Many companies now include a Flexible Spending Account option (FSA) in their employee benefits packages. These accounts allow individuals to set aside pre-tax dollars that they can use throughout the year for medical expenses not covered by their insurance plans such as deductibles, co-pays, vision and dental care, prescription drugs and so forth.
Unlike Health Savings Accounts, FSA plans are in the “use it or lose it” category. This means that employees who have money in their accounts at the end of the year need to spend it, or risk watching is disappear, because balances do not roll over into the following year. Plans may provide for a 2 ½ month grace period (per IRS code), however, as a rule, patients usually want to clear out their accounts before the calendar turns over each year.
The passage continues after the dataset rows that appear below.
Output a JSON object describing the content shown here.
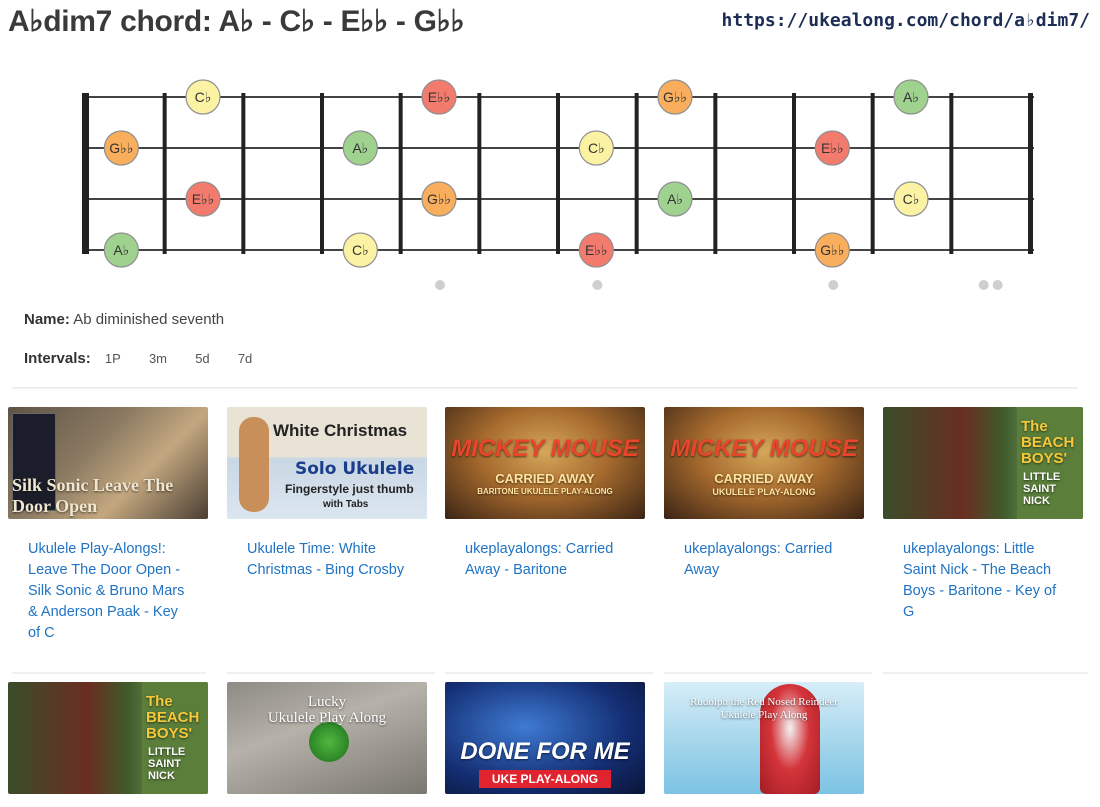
{
  "title": "A♭dim7 chord: A♭ - C♭ - E♭♭ - G♭♭",
  "url": "https://ukealong.com/chord/a♭dim7/",
  "fretboard": {
    "strings": 4,
    "frets": 12,
    "fret_markers": [
      5,
      7,
      10,
      12
    ],
    "note_colors": {
      "root": "#9fd18f",
      "third": "#fbf3a3",
      "fifth": "#f37b6e",
      "seventh": "#f8ae5c"
    },
    "notes": [
      {
        "string": 1,
        "fret": 1,
        "label": "C♭",
        "role": "third"
      },
      {
        "string": 1,
        "fret": 4,
        "label": "E♭♭",
        "role": "fifth"
      },
      {
        "string": 1,
        "fret": 7,
        "label": "G♭♭",
        "role": "seventh"
      },
      {
        "string": 1,
        "fret": 10,
        "label": "A♭",
        "role": "root"
      },
      {
        "string": 2,
        "fret": 0,
        "label": "G♭♭",
        "role": "seventh"
      },
      {
        "string": 2,
        "fret": 3,
        "label": "A♭",
        "role": "root"
      },
      {
        "string": 2,
        "fret": 6,
        "label": "C♭",
        "role": "third"
      },
      {
        "string": 2,
        "fret": 9,
        "label": "E♭♭",
        "role": "fifth"
      },
      {
        "string": 3,
        "fret": 1,
        "label": "E♭♭",
        "role": "fifth"
      },
      {
        "string": 3,
        "fret": 4,
        "label": "G♭♭",
        "role": "seventh"
      },
      {
        "string": 3,
        "fret": 7,
        "label": "A♭",
        "role": "root"
      },
      {
        "string": 3,
        "fret": 10,
        "label": "C♭",
        "role": "third"
      },
      {
        "string": 4,
        "fret": 0,
        "label": "A♭",
        "role": "root"
      },
      {
        "string": 4,
        "fret": 3,
        "label": "C♭",
        "role": "third"
      },
      {
        "string": 4,
        "fret": 6,
        "label": "E♭♭",
        "role": "fifth"
      },
      {
        "string": 4,
        "fret": 9,
        "label": "G♭♭",
        "role": "seventh"
      }
    ]
  },
  "info": {
    "name_label": "Name:",
    "name_value": "Ab diminished seventh",
    "intervals_label": "Intervals:",
    "intervals": [
      "1P",
      "3m",
      "5d",
      "7d"
    ]
  },
  "videos": [
    {
      "title": "Ukulele Play-Alongs!: Leave The Door Open - Silk Sonic & Bruno Mars & Anderson Paak - Key of C",
      "thumb_text": "Silk Sonic  Leave The Door Open"
    },
    {
      "title": "Ukulele Time: White Christmas - Bing Crosby",
      "thumb_text": "White Christmas",
      "thumb_sub": "Solo Ukulele",
      "thumb_sub2": "Fingerstyle just thumb",
      "thumb_sub3": "with Tabs"
    },
    {
      "title": "ukeplayalongs: Carried Away - Baritone",
      "thumb_text": "MICKEY MOUSE",
      "thumb_sub": "CARRIED AWAY",
      "thumb_sub2": "BARITONE UKULELE PLAY-ALONG"
    },
    {
      "title": "ukeplayalongs: Carried Away",
      "thumb_text": "MICKEY MOUSE",
      "thumb_sub": "CARRIED AWAY",
      "thumb_sub2": "UKULELE PLAY-ALONG"
    },
    {
      "title": "ukeplayalongs: Little Saint Nick - The Beach Boys - Baritone - Key of G",
      "thumb_text": "The BEACH BOYS'",
      "thumb_sub": "LITTLE SAINT NICK"
    },
    {
      "title": "",
      "thumb_text": "The BEACH BOYS'",
      "thumb_sub": "LITTLE SAINT NICK"
    },
    {
      "title": "",
      "thumb_text": "Lucky",
      "thumb_sub": "Ukulele Play Along"
    },
    {
      "title": "",
      "thumb_text": "DONE FOR ME",
      "thumb_sub": "UKE PLAY-ALONG"
    },
    {
      "title": "",
      "thumb_text": "Rudolph the Red Nosed Reindeer",
      "thumb_sub": "Ukulele Play Along"
    }
  ]
}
For medical practices, this can mean a flurry of activity toward the end of the year as patients scramble to make appointments for elective physicals and other services in an effort to use their funds. You can reduce that year-end bottleneck by reminding patients now that December 31 is not all that far away. They’ll appreciate the reminder, and your practice will benefit by bumping up revenue during the sometimes slow fall season. Here are five ways to communicate this important piece of information to patients.
- Put a notice on the home page of your practice Web site.
- If you routinely communicate with patients via e-mail, a print newsletter, or a blog, make mention of the upcoming deadline there.
- Post a small sign at the reception desk and in exam rooms to remind patients. The wording can be simple: “Do you have an FSA? Don’t forget the December 31 deadline to use your benefits.”
- When sending statements for the remaining months in this year, print the same message as in item #3 at the bottom of each one.
- If, based on prior experience with certain patients, you know who typically uses their FSA benefits in your practice, send reminder notes out by mail. Or, have staff members make courtesy phone calls with the reminder message if your numbers are small enough to make calling feasible.
No, it’s not your responsibility to make sure that patients stay on top of these little details. But if part of your practice mission is to provide above average service, this sort of “value add” activity will help set you apart from your competitors.